You are more than your MRI scan
Technology is a wonderful thing, the investigations that we can do now to find out what is really going on inside the body is amazing, X-rays, CT scans, MRI scans. . . the list goes on!
But are we too reliant on them?
If you have a pain in a joint or your spine getting the right image can help get an accurate diagnosis. BUT medical professionals must be careful not to rely on them exclusively, as they only tell a small part of the story.
The big picture
Let’s say you come in with pain in your right knee and all I do is look at an MRI of your right knee which shows a bit of joint damage. So we treat your right knee, perhaps even operate on it. But, after all of that your pain doesn’t go away.
What have I missed?
By not examining the rest of your body, which is all connected to your knee, perhaps I missed your Achilles Tendon problem in your left foot, causing you to limp and put more weight on your right knee, damaging the joint and causing pain and strain.
Perhaps I missed the right hip pain that’s making you limp and causing your right knee to take the strain.

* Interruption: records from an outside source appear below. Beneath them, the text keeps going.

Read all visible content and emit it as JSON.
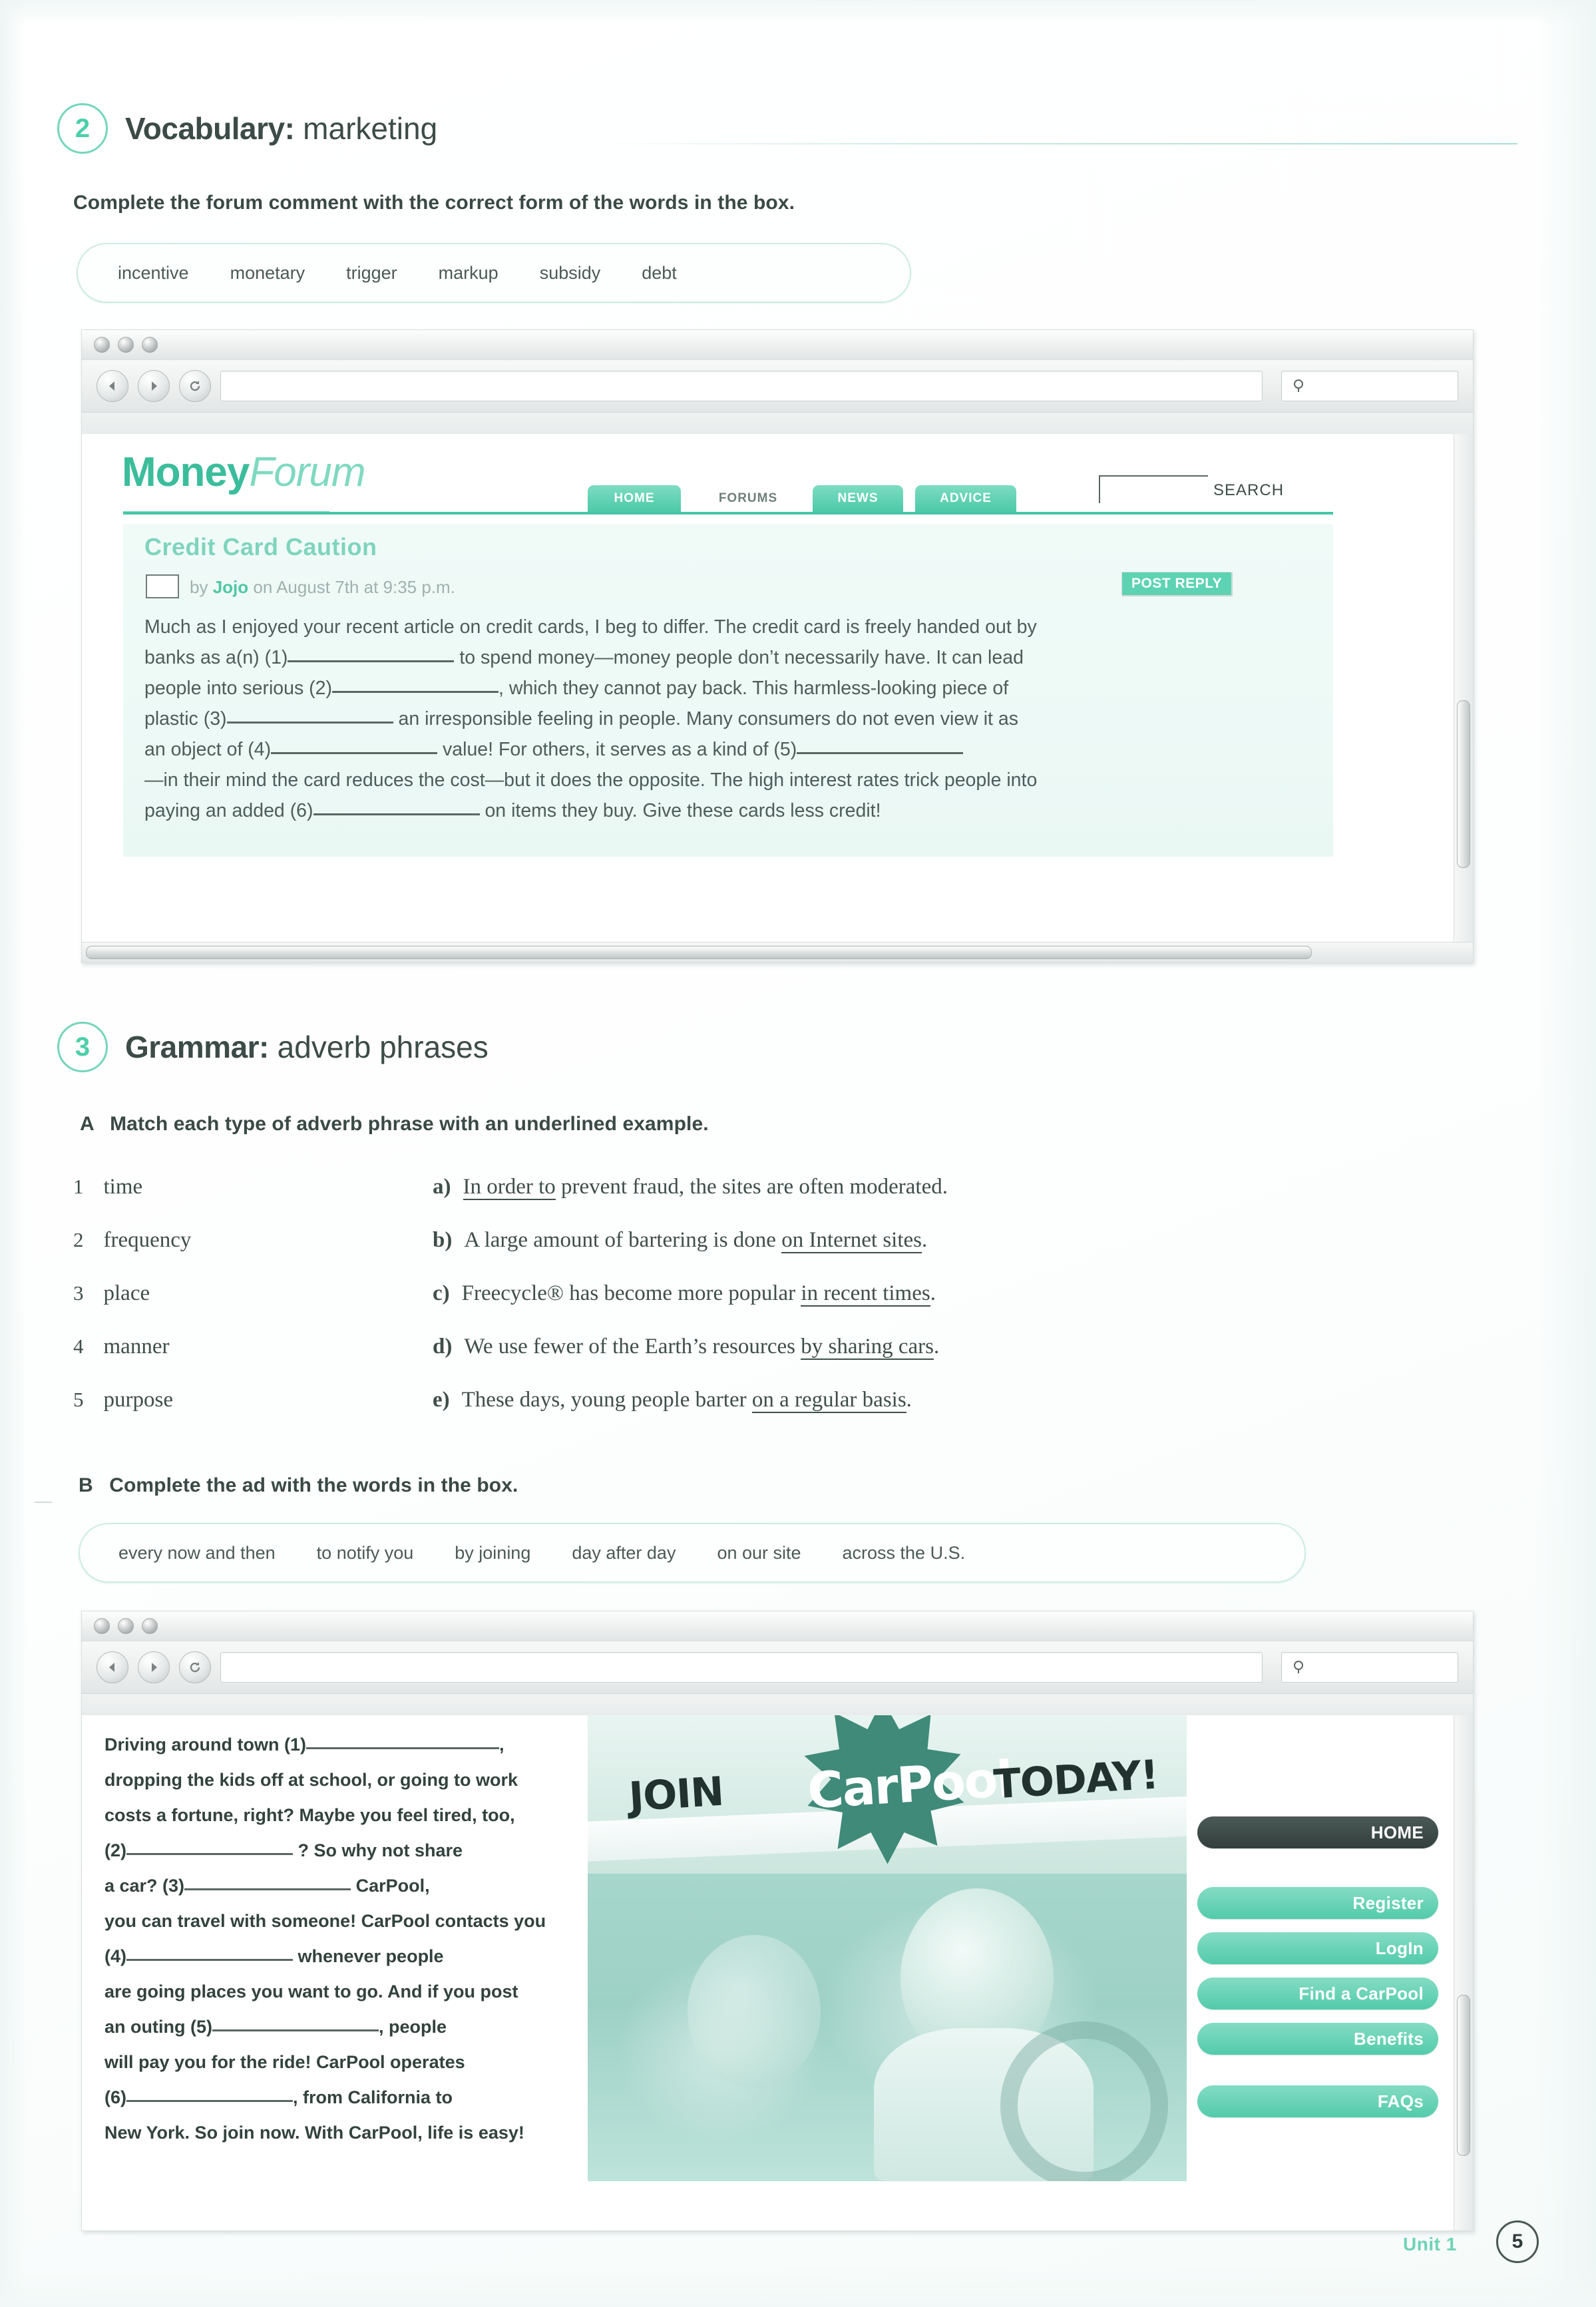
{
  "page": {
    "footer_unit": "Unit 1",
    "footer_page": "5"
  },
  "section2": {
    "number": "2",
    "title_bold": "Vocabulary:",
    "title_light": " marketing",
    "instruction": "Complete the forum comment with the correct form of the words in the box.",
    "wordbox": [
      "incentive",
      "monetary",
      "trigger",
      "markup",
      "subsidy",
      "debt"
    ],
    "browser": {
      "url_value": "",
      "url_placeholder": "",
      "search_placeholder": "",
      "search_icon": "search-icon"
    },
    "forum": {
      "logo_part1": "Money",
      "logo_part2": "Forum",
      "nav": [
        "HOME",
        "FORUMS",
        "NEWS",
        "ADVICE"
      ],
      "search_label": "SEARCH",
      "post_title": "Credit Card Caution",
      "byline_by": "by ",
      "byline_author": "Jojo",
      "byline_rest": " on August 7th at 9:35 p.m.",
      "post_reply": "POST REPLY",
      "body": [
        {
          "t": "Much as I enjoyed your recent article on credit cards, I beg to differ. The credit card is freely handed out by"
        },
        {
          "t": "banks as a(n) (1)",
          "blank": 250,
          "t2": " to spend money—money people don’t necessarily have. It can lead"
        },
        {
          "t": "people into serious (2)",
          "blank": 250,
          "t2": ", which they cannot pay back. This harmless-looking piece of"
        },
        {
          "t": "plastic (3)",
          "blank": 250,
          "t2": " an irresponsible feeling in people. Many consumers do not even view it as"
        },
        {
          "t": "an object of (4)",
          "blank": 250,
          "t2": " value! For others, it serves as a kind of (5)",
          "blank2": 250
        },
        {
          "t": "—in their mind the card reduces the cost—but it does the opposite. The high interest rates trick people into"
        },
        {
          "t": "paying an added (6)",
          "blank": 250,
          "t2": " on items they buy. Give these cards less credit!"
        }
      ]
    }
  },
  "section3": {
    "number": "3",
    "title_bold": "Grammar:",
    "title_light": " adverb phrases",
    "partA": {
      "letter": "A",
      "instruction": "Match each type of adverb phrase with an underlined example.",
      "left": [
        {
          "num": "1",
          "label": "time"
        },
        {
          "num": "2",
          "label": "frequency"
        },
        {
          "num": "3",
          "label": "place"
        },
        {
          "num": "4",
          "label": "manner"
        },
        {
          "num": "5",
          "label": "purpose"
        }
      ],
      "right": [
        {
          "letter": "a)",
          "pre": "",
          "underline": "In order to",
          "post": " prevent fraud, the sites are often moderated."
        },
        {
          "letter": "b)",
          "pre": "A large amount of bartering is done ",
          "underline": "on Internet sites",
          "post": "."
        },
        {
          "letter": "c)",
          "pre": "Freecycle® has become more popular ",
          "underline": "in recent times",
          "post": "."
        },
        {
          "letter": "d)",
          "pre": "We use fewer of the Earth’s resources ",
          "underline": "by sharing cars",
          "post": "."
        },
        {
          "letter": "e)",
          "pre": "These days, young people barter ",
          "underline": "on a regular basis",
          "post": "."
        }
      ]
    },
    "partB": {
      "letter": "B",
      "instruction": "Complete the ad with the words in the box.",
      "wordbox": [
        "every now and then",
        "to notify you",
        "by joining",
        "day after day",
        "on our site",
        "across the U.S."
      ],
      "browser": {
        "url_value": "",
        "search_icon": "search-icon"
      },
      "ad": {
        "lines": [
          {
            "t": "Driving around town (1)",
            "blank": 290,
            "t2": ","
          },
          {
            "t": "dropping the kids off at school, or going to work"
          },
          {
            "t": "costs a fortune, right? Maybe you feel tired, too,"
          },
          {
            "t": "(2)",
            "blank": 250,
            "t2": " ? So why not share"
          },
          {
            "t": "a car? (3)",
            "blank": 250,
            "t2": " CarPool,"
          },
          {
            "t": "you can travel with someone! CarPool contacts you"
          },
          {
            "t": "(4)",
            "blank": 250,
            "t2": " whenever people"
          },
          {
            "t": "are going places you want to go. And if you post"
          },
          {
            "t": "an outing (5)",
            "blank": 250,
            "t2": ", people"
          },
          {
            "t": "will pay you for the ride! CarPool operates"
          },
          {
            "t": "(6)",
            "blank": 250,
            "t2": ", from California to"
          },
          {
            "t": "New York. So join now. With CarPool, life is easy!"
          }
        ],
        "banner_join": "JOIN",
        "banner_word": "CarPool",
        "banner_today": "TODAY!",
        "nav": [
          {
            "label": "HOME",
            "active": true
          },
          {
            "label": "Register",
            "active": false
          },
          {
            "label": "LogIn",
            "active": false
          },
          {
            "label": "Find a CarPool",
            "active": false
          },
          {
            "label": "Benefits",
            "active": false
          },
          {
            "label": "FAQs",
            "active": false
          }
        ]
      }
    }
  },
  "colors": {
    "accent_teal": "#4cc9a8",
    "accent_light": "#7fd9c1",
    "text": "#3c4b47",
    "dark_btn": "#323f3c"
  }
}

So all we’ve done is treated a symptom. That’s a lot of work to not fix the original problem. So the symptom returns.
It is critical to review the entire body. You can get the best picture in the world of one small part but it’s like shining a spotlight. Unless the problem is in that spotlight you can’t see it.
And then you have the other side of the coin. Patients who come in with long term, chronic pain who have been told there’s “nothing on the scan”. So, as there doesn’t seem to be a problem in the small area that’s being examined, they aren’t offered any treatment, just painkillers.
And these patients are therefore dismissed as “imagining it”. Strangely, that doesn’t make their pain any less real or painful.
A recent study looked at patients with “massive” disc herniation (slipped disc).
They split the group into 2 parts – 1 group received surgery, the other didn’t.
Both groups had “massive” disc herniation according to their MRI scans.
Guess what? Group 2 that didn’t have surgery still got better.
Of those who did receive surgery, 8% needed further, more complicated operations and all had further complications.
Treat the patient, NOT the MRI scan.
Even more recent research looked at 63 studies which included 5,397 Knee MRI scans of people with NO pain or injury. And guess what they found?
Examples of Cartilage lesions, Meniscal tears, bone bruises, bone spurs . . . . . in people with NO pain.
Under 40 years old it was 1 in 5 with these findings. Over 40 – 1 in 2.
So unless you know that none of that stuff was there BEFORE you had pain . . . . we don’t know for sure that it’s causing it!